Written by Music

Greatest British Albums

Observer Music Monthly published their list of the hundred greatest British Albums of all time yesterday. The list was compiled by critics, industry figures and pop stars.
The Stone Roses came out top, although I’d argue that this was really down to the age of the average rock/pop journalist and/or pop stars. The list of contributors is here. It’s worth noting that no album from before 1965 is on the list – and Blur’s Alex James wrote an interesting piece in the magazine about what was missing and possible reasons.
I suppose the big thing is to see how many of these “essential” albums you actually have. Well, I’ve been through the list and can proudly confirm that I have only seven of them. In order they are:
The Hounds of Love – Kate Bush (22)
OK Computer – Radiohead (24)
Lexicon of Love – ABC (42)
Parklife – Blur (76)
Dusty in Memphis (77)
Behaviour – Pet Shop Boys (94)
Sweet Dreams – Eurythmics (100)
So let’s look at the exceptions. Noting in the top 20? Well there’s plenty of Rolling Stones, who I’ve no real time for, and lots of Beatles, who I have plenty of time for, but who charge a fortune for their CDs. I’m not paying premium prices for this work, so I therefore have none of their albums. I don’t own any Bowie, Zeppelin or Oasis. No Who, Jam or John Lennon. No Joy Division, Clash or Van Morrison. If I did, I’d have more.
Still I’m glad that there’s not more recent stuff. If these albums truly are classics, then they can’t become that within a year or two of their releases.

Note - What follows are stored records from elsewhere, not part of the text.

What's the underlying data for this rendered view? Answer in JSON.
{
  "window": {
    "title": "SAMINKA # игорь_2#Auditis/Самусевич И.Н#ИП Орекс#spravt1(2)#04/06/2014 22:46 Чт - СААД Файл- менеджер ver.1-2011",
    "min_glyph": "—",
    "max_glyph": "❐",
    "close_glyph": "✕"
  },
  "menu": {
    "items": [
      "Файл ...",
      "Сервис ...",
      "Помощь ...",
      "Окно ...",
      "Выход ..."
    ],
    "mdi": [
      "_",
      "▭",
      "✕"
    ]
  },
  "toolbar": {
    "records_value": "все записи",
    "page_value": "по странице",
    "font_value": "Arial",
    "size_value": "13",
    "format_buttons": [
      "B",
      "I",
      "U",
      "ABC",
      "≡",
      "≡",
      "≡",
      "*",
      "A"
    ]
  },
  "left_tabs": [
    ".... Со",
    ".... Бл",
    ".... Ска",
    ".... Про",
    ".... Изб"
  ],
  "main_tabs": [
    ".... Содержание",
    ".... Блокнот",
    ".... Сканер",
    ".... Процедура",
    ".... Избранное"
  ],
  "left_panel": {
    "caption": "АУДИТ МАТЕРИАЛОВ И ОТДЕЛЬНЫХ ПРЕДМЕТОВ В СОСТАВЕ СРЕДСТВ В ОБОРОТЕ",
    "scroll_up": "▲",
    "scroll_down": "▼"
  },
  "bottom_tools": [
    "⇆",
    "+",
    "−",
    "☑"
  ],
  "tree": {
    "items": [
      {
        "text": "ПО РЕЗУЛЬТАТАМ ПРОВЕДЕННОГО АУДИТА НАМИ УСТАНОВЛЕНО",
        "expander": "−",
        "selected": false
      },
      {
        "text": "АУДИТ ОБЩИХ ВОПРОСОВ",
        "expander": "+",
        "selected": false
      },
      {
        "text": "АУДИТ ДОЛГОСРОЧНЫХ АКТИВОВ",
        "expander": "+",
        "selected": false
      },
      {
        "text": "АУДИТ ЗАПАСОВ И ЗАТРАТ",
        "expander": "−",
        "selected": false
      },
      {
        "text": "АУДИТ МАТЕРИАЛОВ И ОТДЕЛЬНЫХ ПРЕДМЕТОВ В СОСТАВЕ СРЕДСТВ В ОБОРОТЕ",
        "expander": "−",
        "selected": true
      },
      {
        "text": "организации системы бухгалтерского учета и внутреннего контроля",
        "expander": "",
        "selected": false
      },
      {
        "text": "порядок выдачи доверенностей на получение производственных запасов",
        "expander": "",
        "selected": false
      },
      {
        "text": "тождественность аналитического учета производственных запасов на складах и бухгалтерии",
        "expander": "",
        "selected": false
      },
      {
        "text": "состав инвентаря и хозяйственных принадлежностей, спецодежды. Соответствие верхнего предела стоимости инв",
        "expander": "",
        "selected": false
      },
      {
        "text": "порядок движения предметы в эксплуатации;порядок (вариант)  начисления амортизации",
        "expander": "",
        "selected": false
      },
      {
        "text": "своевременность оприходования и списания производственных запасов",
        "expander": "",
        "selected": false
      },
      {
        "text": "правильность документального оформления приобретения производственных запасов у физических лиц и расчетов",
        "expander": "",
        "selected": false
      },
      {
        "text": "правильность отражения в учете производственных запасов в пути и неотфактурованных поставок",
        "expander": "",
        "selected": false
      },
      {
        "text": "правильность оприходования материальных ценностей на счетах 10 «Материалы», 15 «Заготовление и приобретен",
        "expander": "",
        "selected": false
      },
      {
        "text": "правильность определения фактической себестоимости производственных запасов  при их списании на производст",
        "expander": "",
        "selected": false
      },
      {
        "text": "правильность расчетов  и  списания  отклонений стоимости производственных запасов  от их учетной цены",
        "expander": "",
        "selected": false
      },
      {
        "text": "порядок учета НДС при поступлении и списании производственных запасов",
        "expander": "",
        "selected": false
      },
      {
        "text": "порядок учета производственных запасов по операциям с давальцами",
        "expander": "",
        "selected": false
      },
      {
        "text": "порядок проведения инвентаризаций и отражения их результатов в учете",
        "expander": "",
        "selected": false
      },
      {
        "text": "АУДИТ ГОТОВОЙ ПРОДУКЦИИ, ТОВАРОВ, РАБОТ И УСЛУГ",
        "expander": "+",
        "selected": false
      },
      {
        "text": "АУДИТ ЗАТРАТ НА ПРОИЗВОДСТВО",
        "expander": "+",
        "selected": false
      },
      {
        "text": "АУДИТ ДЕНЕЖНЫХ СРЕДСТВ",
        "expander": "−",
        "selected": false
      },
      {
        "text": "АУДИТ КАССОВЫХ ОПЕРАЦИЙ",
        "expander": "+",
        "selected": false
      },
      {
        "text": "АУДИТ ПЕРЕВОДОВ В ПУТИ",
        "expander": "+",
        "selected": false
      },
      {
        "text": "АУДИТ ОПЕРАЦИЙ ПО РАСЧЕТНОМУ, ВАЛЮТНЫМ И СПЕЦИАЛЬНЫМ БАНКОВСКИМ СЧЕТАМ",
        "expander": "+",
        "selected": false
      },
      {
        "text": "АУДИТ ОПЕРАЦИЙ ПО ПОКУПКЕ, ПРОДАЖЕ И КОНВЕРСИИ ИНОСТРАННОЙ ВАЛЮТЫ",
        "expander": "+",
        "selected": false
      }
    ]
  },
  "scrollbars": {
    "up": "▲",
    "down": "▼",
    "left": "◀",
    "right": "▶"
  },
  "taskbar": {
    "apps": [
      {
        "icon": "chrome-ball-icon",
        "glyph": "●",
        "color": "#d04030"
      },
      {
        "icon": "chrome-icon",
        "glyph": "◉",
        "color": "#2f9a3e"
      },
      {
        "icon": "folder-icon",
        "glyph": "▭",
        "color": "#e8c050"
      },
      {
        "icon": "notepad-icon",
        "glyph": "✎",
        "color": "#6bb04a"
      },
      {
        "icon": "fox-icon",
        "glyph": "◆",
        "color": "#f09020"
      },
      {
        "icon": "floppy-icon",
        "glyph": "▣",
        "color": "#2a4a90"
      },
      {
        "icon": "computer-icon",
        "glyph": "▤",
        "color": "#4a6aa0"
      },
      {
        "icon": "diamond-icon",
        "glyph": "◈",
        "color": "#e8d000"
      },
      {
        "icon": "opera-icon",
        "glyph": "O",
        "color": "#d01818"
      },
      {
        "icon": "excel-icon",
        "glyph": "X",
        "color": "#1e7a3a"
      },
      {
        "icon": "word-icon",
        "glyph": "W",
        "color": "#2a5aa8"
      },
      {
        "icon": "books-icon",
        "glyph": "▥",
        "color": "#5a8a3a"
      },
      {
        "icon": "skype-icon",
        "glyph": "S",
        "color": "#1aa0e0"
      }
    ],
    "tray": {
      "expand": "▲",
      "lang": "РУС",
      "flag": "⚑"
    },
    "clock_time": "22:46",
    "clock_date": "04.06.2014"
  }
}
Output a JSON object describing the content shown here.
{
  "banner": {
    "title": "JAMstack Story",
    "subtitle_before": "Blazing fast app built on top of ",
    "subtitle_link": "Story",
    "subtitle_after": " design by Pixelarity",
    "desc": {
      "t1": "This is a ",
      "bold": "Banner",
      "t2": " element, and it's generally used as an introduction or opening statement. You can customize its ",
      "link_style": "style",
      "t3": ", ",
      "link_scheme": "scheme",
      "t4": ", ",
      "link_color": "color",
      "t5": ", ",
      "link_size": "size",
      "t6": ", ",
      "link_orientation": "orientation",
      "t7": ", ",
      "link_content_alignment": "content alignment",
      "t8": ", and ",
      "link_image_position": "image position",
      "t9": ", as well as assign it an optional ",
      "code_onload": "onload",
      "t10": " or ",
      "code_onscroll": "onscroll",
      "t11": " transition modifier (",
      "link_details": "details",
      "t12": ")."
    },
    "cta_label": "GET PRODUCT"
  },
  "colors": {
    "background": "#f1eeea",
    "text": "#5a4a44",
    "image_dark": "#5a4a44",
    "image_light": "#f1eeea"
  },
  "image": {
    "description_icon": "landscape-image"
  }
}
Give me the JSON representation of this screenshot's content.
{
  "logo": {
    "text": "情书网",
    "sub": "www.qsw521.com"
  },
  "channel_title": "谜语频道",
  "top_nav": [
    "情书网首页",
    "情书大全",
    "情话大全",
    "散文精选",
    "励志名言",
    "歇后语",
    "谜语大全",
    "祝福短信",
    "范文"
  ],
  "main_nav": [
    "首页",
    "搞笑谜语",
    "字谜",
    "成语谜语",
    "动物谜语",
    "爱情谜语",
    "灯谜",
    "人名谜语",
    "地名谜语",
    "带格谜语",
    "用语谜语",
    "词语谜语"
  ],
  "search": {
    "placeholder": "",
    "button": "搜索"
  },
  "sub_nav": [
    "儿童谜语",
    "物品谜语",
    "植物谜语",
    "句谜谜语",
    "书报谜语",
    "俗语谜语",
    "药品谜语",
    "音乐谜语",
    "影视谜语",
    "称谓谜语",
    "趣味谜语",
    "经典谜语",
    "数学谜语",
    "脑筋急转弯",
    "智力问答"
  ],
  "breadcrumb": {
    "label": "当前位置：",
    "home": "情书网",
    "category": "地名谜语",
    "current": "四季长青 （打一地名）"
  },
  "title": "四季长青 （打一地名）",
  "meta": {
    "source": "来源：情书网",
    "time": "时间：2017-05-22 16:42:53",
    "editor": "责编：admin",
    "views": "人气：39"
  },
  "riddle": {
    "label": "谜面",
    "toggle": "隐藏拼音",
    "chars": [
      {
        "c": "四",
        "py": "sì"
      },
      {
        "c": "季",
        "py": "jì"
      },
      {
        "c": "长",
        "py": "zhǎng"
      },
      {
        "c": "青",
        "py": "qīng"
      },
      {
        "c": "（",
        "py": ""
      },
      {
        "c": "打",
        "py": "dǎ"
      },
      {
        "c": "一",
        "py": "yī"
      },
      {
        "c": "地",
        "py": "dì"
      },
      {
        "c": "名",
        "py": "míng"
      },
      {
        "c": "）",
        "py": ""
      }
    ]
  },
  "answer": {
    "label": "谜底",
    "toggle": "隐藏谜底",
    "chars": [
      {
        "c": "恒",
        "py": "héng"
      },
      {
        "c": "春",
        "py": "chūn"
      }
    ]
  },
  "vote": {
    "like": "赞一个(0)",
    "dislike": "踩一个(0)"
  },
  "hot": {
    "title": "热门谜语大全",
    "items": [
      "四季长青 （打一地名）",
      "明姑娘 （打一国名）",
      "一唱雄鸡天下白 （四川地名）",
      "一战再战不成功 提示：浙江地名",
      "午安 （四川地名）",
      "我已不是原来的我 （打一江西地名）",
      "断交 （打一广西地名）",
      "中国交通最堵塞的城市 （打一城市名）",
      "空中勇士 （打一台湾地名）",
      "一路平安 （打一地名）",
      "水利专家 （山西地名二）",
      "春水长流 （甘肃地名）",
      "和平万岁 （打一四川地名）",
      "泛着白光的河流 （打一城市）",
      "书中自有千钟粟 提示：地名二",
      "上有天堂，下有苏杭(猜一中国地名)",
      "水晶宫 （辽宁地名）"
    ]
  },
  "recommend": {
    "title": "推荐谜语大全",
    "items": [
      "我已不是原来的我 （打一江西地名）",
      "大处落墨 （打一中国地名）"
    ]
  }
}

I’d love to see this exercise again in ten years’ time to see how tastes have changed.